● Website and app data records
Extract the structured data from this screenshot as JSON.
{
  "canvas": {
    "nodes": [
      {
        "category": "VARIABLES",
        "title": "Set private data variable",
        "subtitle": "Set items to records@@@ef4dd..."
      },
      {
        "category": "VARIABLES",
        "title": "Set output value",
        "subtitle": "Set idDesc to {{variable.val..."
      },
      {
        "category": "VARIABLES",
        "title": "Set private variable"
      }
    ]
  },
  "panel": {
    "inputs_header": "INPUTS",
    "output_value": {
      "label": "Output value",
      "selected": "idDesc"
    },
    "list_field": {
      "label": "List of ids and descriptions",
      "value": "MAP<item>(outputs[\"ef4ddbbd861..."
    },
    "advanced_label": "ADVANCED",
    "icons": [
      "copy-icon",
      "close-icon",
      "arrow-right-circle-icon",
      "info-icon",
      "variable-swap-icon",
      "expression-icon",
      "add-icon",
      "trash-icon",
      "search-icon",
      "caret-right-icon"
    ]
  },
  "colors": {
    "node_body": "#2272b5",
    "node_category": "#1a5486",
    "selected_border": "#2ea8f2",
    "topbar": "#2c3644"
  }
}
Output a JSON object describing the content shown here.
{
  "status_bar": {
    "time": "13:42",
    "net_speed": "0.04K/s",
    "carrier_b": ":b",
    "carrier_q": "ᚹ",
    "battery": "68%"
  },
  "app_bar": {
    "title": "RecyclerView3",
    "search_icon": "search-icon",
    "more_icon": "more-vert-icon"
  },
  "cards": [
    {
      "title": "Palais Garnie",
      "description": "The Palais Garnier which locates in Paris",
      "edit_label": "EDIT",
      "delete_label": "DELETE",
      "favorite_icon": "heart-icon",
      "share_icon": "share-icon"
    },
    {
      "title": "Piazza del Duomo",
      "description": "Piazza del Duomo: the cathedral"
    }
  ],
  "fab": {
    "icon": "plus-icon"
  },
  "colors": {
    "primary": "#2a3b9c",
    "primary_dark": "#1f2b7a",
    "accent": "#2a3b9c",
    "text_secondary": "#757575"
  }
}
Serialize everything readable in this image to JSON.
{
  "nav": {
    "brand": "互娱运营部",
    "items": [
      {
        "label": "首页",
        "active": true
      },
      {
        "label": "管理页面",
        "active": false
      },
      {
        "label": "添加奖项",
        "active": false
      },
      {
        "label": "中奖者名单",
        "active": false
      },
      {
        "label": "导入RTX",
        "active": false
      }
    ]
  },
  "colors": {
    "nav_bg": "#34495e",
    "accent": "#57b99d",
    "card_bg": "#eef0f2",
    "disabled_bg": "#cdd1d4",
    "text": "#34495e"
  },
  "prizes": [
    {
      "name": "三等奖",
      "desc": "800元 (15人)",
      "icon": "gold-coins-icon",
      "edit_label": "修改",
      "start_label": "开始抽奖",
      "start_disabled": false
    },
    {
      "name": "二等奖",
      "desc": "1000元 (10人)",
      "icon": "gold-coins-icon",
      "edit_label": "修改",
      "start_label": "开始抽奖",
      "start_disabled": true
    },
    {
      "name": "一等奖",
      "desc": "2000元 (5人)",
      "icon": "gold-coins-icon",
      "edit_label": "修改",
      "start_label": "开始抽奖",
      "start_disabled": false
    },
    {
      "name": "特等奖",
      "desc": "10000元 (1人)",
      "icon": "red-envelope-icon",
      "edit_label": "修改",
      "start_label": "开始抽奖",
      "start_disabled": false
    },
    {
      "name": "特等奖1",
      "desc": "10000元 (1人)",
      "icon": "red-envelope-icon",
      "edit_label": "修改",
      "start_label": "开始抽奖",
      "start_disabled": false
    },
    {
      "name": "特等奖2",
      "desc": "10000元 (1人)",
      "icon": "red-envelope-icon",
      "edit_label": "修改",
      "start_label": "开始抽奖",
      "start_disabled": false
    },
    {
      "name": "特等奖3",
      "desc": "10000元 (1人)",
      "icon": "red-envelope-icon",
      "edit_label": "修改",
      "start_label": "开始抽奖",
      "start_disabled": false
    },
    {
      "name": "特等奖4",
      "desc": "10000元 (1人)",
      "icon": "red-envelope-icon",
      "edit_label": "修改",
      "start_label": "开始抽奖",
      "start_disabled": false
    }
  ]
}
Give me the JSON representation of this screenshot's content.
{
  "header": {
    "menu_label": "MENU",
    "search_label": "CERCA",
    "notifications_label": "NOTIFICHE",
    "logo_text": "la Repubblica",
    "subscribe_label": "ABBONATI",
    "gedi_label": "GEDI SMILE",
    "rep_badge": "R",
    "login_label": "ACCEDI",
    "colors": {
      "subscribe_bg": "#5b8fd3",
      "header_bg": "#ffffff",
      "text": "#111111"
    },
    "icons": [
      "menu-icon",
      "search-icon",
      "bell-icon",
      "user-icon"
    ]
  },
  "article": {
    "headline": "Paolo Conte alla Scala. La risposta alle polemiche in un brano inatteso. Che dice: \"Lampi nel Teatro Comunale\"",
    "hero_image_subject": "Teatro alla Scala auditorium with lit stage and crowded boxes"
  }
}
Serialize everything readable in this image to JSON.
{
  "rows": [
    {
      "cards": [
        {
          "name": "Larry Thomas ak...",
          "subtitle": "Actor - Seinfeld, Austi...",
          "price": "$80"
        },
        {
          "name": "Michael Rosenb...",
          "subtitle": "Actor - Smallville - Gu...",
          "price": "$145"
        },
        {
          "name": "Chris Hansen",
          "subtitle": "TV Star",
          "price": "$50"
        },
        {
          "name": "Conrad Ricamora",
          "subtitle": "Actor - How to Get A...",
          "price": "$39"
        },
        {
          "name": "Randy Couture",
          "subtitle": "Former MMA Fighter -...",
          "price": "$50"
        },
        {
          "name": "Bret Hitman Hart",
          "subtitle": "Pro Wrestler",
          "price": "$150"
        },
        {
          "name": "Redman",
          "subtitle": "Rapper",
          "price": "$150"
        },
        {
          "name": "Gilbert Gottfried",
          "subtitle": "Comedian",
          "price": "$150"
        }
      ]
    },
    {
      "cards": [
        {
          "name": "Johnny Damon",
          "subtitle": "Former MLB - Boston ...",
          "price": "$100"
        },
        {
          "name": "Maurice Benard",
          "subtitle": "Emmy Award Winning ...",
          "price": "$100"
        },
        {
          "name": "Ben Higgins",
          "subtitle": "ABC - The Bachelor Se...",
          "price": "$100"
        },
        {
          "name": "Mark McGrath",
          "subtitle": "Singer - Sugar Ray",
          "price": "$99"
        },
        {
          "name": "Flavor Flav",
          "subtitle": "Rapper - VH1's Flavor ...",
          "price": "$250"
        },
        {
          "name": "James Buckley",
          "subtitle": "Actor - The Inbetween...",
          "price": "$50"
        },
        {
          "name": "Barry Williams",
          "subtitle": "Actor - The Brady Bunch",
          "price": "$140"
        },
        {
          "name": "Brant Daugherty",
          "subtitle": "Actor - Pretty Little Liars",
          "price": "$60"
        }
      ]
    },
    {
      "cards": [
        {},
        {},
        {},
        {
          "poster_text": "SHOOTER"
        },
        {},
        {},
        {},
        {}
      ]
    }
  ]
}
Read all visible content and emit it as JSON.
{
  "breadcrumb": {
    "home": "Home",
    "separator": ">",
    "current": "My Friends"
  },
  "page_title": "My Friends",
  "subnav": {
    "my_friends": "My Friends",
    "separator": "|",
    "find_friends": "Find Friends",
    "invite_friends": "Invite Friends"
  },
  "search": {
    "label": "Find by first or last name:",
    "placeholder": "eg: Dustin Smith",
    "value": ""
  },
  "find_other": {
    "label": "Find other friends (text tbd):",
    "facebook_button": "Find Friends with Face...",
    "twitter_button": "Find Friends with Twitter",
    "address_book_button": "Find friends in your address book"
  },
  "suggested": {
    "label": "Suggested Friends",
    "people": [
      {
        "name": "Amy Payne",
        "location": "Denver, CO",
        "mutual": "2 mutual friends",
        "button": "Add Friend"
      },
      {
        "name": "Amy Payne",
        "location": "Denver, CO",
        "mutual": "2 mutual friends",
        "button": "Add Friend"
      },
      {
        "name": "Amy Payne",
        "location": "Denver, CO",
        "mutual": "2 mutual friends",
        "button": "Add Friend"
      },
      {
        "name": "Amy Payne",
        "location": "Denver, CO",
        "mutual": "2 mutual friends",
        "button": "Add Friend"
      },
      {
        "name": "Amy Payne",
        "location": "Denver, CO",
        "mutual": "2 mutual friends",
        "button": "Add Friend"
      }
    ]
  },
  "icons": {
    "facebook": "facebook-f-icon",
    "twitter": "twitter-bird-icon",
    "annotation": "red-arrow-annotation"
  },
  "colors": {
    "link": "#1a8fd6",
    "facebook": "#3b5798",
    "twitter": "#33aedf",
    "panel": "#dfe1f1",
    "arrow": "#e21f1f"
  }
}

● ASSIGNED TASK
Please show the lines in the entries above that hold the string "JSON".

● RESPONSE TO THIS TASK
Extract the structured data from this screenshot as JSON.
Output a JSON object describing the content shown here.
Serialize everything readable in this image to JSON.
Give me the JSON representation of this screenshot's content.
Serialize everything readable in this image to JSON.
Read all visible content and emit it as JSON.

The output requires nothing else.